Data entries
--- START ---
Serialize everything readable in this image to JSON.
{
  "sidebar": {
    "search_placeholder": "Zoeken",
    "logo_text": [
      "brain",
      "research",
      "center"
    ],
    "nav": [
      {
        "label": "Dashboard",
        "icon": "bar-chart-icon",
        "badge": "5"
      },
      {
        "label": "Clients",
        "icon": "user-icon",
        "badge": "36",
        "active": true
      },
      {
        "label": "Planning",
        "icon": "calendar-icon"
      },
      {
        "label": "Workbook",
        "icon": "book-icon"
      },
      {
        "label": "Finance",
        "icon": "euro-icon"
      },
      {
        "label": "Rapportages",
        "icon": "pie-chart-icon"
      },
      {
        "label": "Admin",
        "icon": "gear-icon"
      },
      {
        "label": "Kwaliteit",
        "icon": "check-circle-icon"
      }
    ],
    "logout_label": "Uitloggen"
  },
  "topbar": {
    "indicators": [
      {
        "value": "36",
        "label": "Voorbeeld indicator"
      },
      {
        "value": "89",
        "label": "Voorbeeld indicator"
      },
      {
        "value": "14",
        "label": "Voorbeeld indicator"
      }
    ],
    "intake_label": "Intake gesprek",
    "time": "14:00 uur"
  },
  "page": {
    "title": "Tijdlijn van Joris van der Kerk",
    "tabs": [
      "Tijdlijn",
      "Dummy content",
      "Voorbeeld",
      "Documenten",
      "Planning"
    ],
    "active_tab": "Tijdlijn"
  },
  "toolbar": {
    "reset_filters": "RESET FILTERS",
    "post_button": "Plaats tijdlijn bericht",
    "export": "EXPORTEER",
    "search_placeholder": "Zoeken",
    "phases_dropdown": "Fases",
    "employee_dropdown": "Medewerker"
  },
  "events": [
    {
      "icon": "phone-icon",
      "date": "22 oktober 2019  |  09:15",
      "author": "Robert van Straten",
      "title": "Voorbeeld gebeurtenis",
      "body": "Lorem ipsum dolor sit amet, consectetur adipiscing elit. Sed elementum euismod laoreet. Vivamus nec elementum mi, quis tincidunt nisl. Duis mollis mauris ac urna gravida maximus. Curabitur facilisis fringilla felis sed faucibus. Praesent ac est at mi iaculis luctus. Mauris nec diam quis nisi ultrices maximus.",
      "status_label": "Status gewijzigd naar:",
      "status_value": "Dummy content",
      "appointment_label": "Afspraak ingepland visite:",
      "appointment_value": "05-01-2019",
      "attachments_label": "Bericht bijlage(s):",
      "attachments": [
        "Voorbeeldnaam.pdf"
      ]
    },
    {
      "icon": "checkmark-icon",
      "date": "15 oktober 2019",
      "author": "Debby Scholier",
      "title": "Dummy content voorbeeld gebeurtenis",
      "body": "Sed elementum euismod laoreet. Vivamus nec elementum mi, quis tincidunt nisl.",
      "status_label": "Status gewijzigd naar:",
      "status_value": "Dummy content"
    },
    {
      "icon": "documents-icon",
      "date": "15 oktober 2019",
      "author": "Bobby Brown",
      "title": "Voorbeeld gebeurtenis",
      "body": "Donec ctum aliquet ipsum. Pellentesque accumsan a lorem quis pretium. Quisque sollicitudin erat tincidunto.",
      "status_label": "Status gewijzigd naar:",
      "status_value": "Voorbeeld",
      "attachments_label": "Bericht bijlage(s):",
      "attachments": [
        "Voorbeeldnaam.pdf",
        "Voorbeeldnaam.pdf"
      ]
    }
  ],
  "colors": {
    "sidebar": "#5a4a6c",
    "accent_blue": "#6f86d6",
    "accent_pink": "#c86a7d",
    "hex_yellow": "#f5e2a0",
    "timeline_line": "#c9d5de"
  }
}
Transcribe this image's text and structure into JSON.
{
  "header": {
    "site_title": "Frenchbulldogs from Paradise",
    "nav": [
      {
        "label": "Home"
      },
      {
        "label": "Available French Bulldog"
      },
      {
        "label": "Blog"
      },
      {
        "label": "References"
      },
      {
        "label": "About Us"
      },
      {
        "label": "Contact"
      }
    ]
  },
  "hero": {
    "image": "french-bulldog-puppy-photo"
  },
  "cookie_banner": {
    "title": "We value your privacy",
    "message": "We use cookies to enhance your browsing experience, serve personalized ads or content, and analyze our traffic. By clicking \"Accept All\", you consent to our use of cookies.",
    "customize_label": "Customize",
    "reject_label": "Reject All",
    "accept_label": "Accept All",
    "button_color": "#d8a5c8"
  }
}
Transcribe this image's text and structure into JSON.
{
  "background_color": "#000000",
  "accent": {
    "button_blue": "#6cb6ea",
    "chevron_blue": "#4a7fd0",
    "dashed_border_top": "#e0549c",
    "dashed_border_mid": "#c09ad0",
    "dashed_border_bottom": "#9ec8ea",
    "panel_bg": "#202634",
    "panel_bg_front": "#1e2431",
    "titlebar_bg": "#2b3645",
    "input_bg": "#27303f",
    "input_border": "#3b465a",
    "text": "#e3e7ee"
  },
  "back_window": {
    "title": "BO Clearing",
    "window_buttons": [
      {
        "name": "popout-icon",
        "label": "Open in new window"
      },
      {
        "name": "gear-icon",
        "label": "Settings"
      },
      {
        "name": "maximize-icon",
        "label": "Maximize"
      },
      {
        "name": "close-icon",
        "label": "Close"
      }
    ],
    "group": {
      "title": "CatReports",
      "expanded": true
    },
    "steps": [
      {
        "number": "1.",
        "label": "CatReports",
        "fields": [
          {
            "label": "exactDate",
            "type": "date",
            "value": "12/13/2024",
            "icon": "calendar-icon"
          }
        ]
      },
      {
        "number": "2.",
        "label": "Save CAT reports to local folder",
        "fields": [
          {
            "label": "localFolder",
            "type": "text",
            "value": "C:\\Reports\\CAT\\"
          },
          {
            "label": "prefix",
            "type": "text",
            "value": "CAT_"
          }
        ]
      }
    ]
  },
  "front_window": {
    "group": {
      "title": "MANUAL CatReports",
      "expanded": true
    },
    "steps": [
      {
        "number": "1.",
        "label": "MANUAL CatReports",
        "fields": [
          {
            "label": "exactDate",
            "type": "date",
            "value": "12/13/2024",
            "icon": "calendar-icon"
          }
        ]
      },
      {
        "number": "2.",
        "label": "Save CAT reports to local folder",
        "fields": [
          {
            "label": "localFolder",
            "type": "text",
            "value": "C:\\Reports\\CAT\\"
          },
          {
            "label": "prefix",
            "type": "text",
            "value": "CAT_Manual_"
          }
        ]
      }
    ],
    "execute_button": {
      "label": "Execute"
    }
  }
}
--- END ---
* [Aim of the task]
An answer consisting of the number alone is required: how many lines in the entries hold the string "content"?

* [Completed task]
5